The rapidly expanding and maturing cloud industry on demonstration at Cloud Connect makes me believe that 2011 will be “The Year of the Cloud”. By this, I mean 2011 will be the breakout year for cloud computing, in which understanding and adoption of this new technology – and money and resources pumped into the sector – will expand exponentially.
Cloud Connect, held this year at the Santa Clara Convention Center on March 7-10, is becoming one of the premier cloud events in this rapidly growing market. The event is designed to bring together the entire cloud ecosystem, which includes the essential cloud management segment, as well as the cloud providers themselves. This was a great opportunity for companies from large enterprises to SMBs to learn more about what cloud product and service offerings are out there, and what they really need to do to make cloud a reality in their business.
The following are some of the interesting, changing facets of the cloud market I witnessed at this year's Cloud Connect conference:
Large Companies Show Greater Interest in Cloud
There is no question that interest in cloud, and related technologies such as cloud management, are growing at an accelerated rate, and the attendance at Cloud Connect is another metric that supports this fact. UBM Techweb, the show's producer, expected 3,000 attendees, and more than 3,300 showed up – a 66% increase over last year. The show floor also sold out with 73 exhibitors, doubling in size over last year.
We saw a number of larger companies starting to show genuine interest in the cloud space. Cloud is becoming very real to them. For example, giants like Cisco and Intuit were present at Cloud Connect. They were not exhibiting, but had teams visiting booths and finding out more about the industry.
We had seen some interest from large enterprises over the past few years, but it had always been clear that they were at least a year away from any involvement. That sentiment seems to have changed. Now they're looking at cloud more seriously than ever before.
For some large companies, this means migrating to the cloud and leveraging cloud management tools. There are still some perceived issues relating to security and compliance, but most of the larger enterprises seem to understand that the cloud providers are working on addressing those concerns.
For other large companies, however, greater interest in the cloud market means acquisitions of cloud-related companies, and more investments in the space. This level of interest from large corporations did not exist even one year ago.
More Cloud Opportunities for SMB Market
Cloud is not just for large enterprises, however. We talked to some consolidators who are using cloud management tools to provide managed cloud services directly to the small and medium sized business (SMB) market. They consolidate multiple small businesses into one management platform, allowing them to lower the price point and make cloud attractive to smaller companies. That is something that was not prevalent last year either.
Importance of Cloud Management is Key
At Cloud Connect this year, it was evident that everyone is seeing cloud management as the new IT service management. Cloud management is key to making the cloud work. Even though cloud makes virtualization easy, there is still a huge problem because once you have all these resources at your disposal it becomes very hard to manage. Managing thousands or even hundreds of thousands of virtual machines has become an extremely complex task. I think that is one of the key points that the larger enterprises are starting to see, that they did not see in the past, and that is why they are starting to embrace the value of cloud management.

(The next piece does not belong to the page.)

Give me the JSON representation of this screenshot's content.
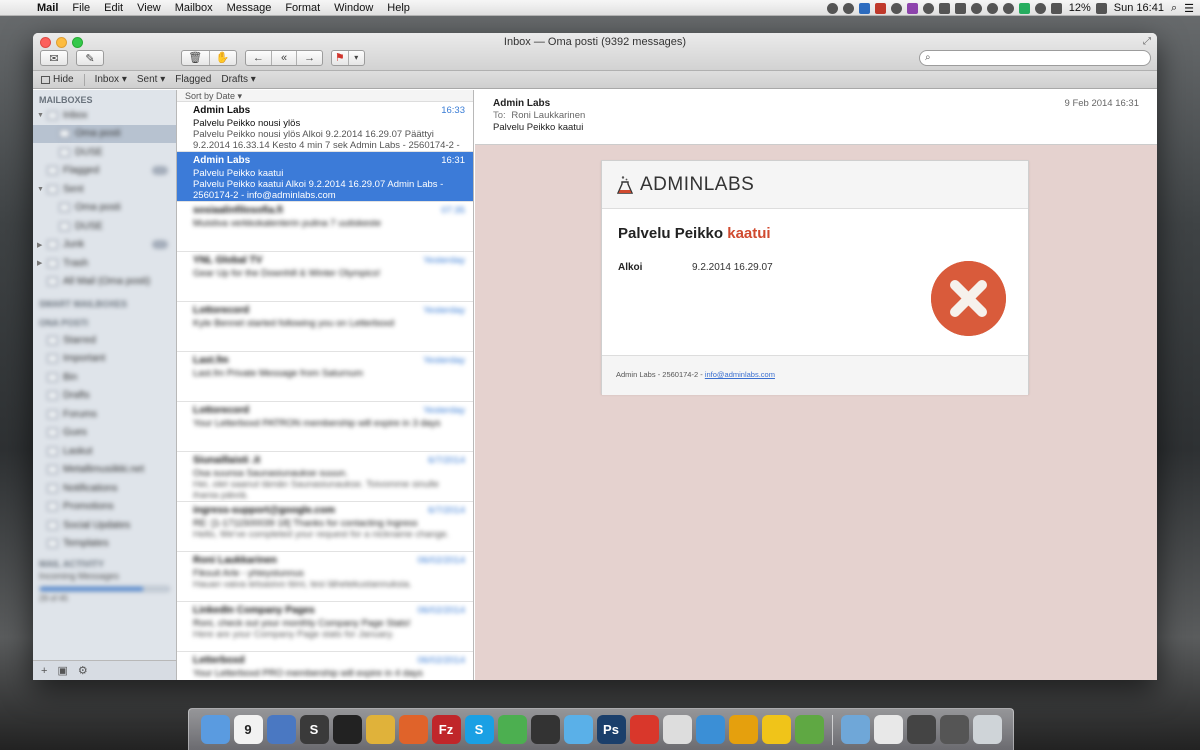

We are seeing increased interest in cloud management from cloud service providers as well, and Rackspace's recent acquisition of Cloudkick, a cloud monitoring and management provider, is a revealing example of this. Overall, however, it does not seem that most cloud providers will be taking on the management of cloud as an additional initiative, which leaves a huge opportunity for companies like Skydera to provide the essential functionality needed to manage the cloud.

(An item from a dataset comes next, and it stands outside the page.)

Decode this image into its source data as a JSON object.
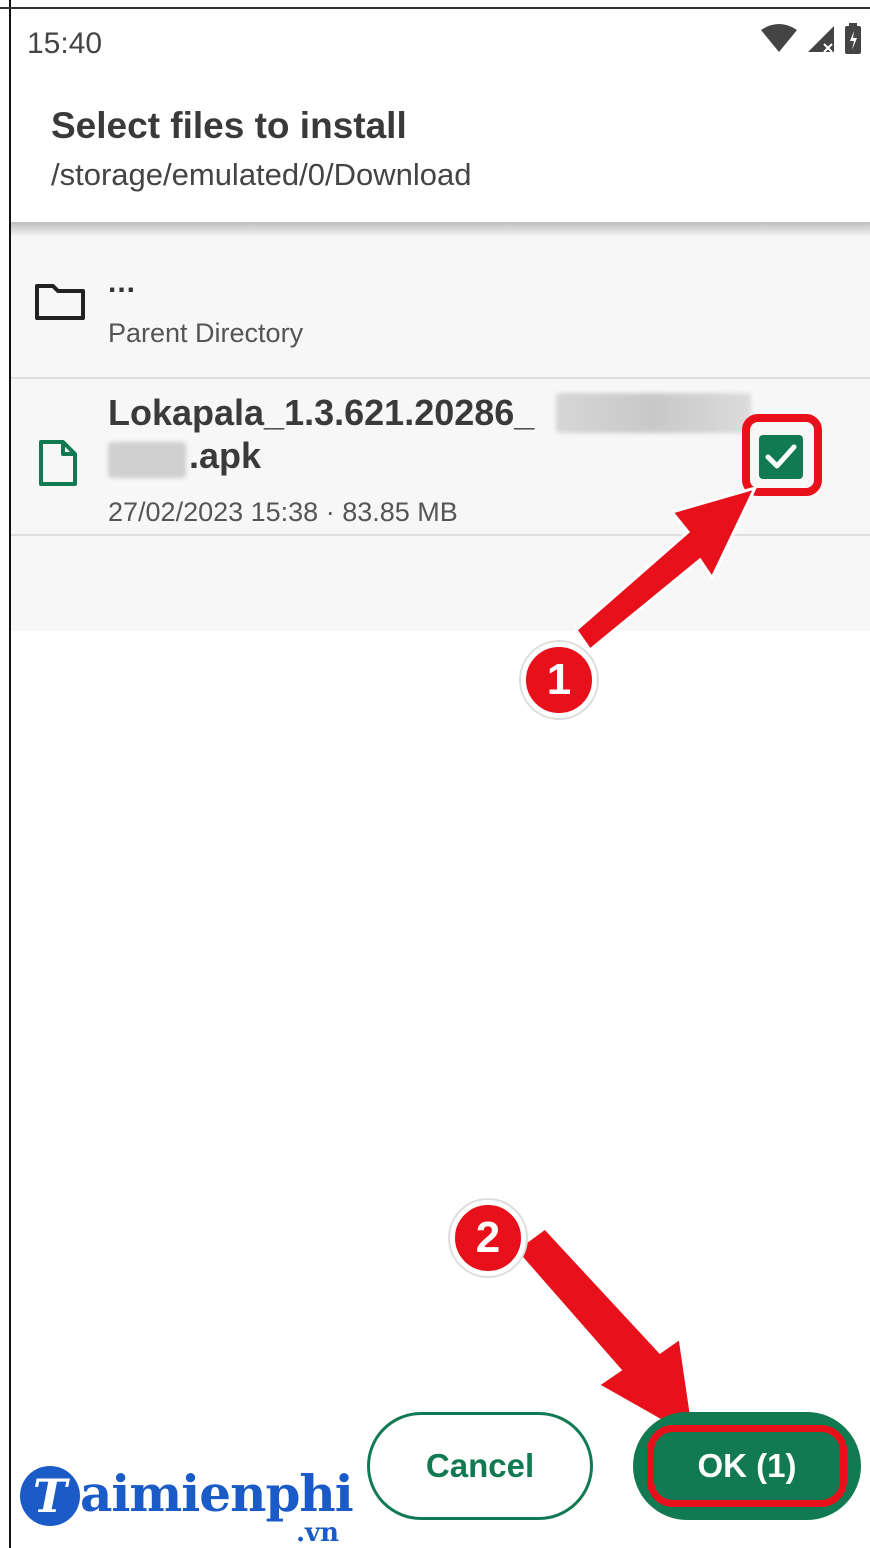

The event also showed that even SaaS (Software-as-a-Service) providers are more interested in cloud management, wanting to gain better insight into how their infrastructure is performing, and ultimately improve the end-user experience.
Companies Gain Better Understanding of Cloud
I think this is the year that people are really going to understand what cloud is and how powerful it can be. Everyone is beginning to understand that this is not a fad. In general, we noticed that people seem to have a tremendous understanding of cloud now, much better than a year ago or even six months ago. They comprehend the difference between cloud service providers and cloud management, and they have a better idea where these technologies fit in.
Cloud Market Will Expand Even More
Cloud will grow way beyond anything we are seeing now, and Cloud Connect is just one more demonstration of that fact. Virtualization has been around for years but this is the first time that virtualization is actually accessible to the masses – and that is a big game changer. With cloud, anyone can get into virtualization, without requiring millions of dollars in capex like it did before.
And even though we have seen money being pumped into the cloud space, this has been a relatively small amount compared with the enormous sums of money that will be pumped in over the next couple years. We are still in the first phase of this massive experiment.
About Lecole Cole
Lecole Cole is the CEO and Founder of Skydera, a centralized platform to manage multiple-vendor cloud and hybrid environments. He has 14 years of experience in the design, development and global market introduction of advanced technologies, working for companies such as WindSpring, Tele Atlas and Mapsolute.